Today is my last day of taking antidepressants.
I think I’m ready.
I got a little bit of a reality check last weekend when we went to Nashville. We were visiting a home church community there, and we took Noah with us. And he cried. And cried. And cried. For basically the second half of the car ride. He also puked at lunch because I let him have a Chick-Fil-A fry, and he crammed the whole thing in his mouth.
Then came Opryland. Great idea in theory, but not so much with a cranky 8-month-old and a million people there looking at the Christmas lights. Bobby and I fought a bit because he wanted to sit down (he didn’t tell me until later that his gout was acting up), and I set off with Noah and the rest of the group without him.
I was barely holding it in at that point. Bad thought after bad thought after bad thought until I was at the point of tears.
The worst thought? “I can’t do this. I’m not ready to come off meds, and I’m never going to be. I just can’t handle motherhood.”
Thankfully my friend Natalie asked if I wanted to just take Noah and grab something to drink instead of walking around. Almost the whole Tuscaloosa group ended up catching back up with Bobby and sitting for a while. I think that saved me from a full-blown panic attack in the middle of the Opryland Hotel.
So then we end up with the whole group (there were probably at least 40 of us) at Cracker Barrel. Which is also excessively crowded. And noisy. And I have a hungry, cranky baby who hasn’t slept very much all day, and it’s already past his bedtime.
And then we end up at a table with six. other. kids.
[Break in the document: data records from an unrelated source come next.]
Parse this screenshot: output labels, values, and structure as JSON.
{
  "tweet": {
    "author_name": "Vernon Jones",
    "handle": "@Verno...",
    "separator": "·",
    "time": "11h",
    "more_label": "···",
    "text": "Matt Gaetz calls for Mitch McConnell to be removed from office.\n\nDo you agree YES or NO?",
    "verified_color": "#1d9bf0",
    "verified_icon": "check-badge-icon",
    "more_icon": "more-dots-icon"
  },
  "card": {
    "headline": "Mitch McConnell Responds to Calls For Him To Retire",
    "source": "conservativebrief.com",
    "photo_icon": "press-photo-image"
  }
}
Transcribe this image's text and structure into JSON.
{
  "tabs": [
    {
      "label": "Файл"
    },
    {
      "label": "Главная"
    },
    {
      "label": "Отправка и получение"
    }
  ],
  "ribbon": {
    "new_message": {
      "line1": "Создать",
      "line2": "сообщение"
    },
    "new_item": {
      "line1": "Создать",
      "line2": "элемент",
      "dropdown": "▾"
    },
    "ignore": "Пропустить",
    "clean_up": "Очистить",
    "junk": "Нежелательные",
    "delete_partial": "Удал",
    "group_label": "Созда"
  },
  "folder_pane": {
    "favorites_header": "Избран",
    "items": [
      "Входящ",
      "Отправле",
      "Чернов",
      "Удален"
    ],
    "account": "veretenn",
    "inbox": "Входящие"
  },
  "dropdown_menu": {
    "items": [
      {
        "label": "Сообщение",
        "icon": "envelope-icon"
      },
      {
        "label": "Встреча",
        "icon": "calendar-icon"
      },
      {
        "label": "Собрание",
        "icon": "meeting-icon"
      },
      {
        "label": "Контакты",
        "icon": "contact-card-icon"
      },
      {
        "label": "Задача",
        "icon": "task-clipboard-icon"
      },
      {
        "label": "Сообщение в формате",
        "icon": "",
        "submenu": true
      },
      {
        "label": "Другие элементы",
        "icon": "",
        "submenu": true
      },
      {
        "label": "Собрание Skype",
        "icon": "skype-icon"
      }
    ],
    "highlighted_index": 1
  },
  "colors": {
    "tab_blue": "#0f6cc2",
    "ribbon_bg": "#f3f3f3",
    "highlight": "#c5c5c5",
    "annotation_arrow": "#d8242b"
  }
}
Now this is not to complain about the kids, because they were actually all pretty well-behaved. But it was total A.D.D. time for Noah, which was not helpful while I was trying to feed him. Baby food EVERYWHERE. And I just kept getting more and more frazzled as I tried to keep him from grabbing silverware off the table or flinging pureed carrots into my hair by yanking the spoon I was feeding him with out of my hand.
And, of course, in the midst of all this, he has a poopy diaper and completely freaks out in the bathroom when I go to change him. (I don’t know what scares him so badly about public restrooms, but he screams and shakes like I’ve never seen.)
Poor Bobby wanted to help, but we were so packed in there that it was impossible to swap seats.
The pressure and the strain and the bad feelings just kept on building until I was really at the verge of a panic attack. Bobby saw it and kept reassuring me that it’s going to be OK, it’s going to be OK, it’s going to be OK. We ended up setting Noah on the table to finish feeding him, then I gave him bits and pieces off my plate, and he was completely content. No more fit-pitching. Grumpy baby, gone.
Bobby was right: It really was OK.
I approached the edge, and I didn’t go over it (with a little helpful tug back toward reality from Bobby). I didn’t have a panic attack in Cracker Barrel in front of a bunch of people I just met. Noah eventually got to bed that night and woke up the next day in a significantly better mood.
I woke up with a new perspective on me. Those fears from the night before about not being able to handle it? I. proved. them. wrong.
Motherhood isn’t ever going to be easy. And just because I’m coming off antidepressants doesn’t mean I’m completely over PPD and PPA. It just means I’m at a point where I can handle it.
I’m gaining back control of my life, and it’s a relief. It feels good. I’ll take that last little half-pill tonight, and I will close that particular chapter of my life.
Here’s to happy, med-free, messy, full-of-struggle-but-not-overwhelming days ahead.
Edited to add: I have been in the process of weaning off these meds for four weeks after having discussed it with my doctor. I followed her instructions for doing so. I definitely don’t recommend quitting antidepressants cold turkey! If you’re thinking of getting off your meds, make sure to talk to your doctor FIRST!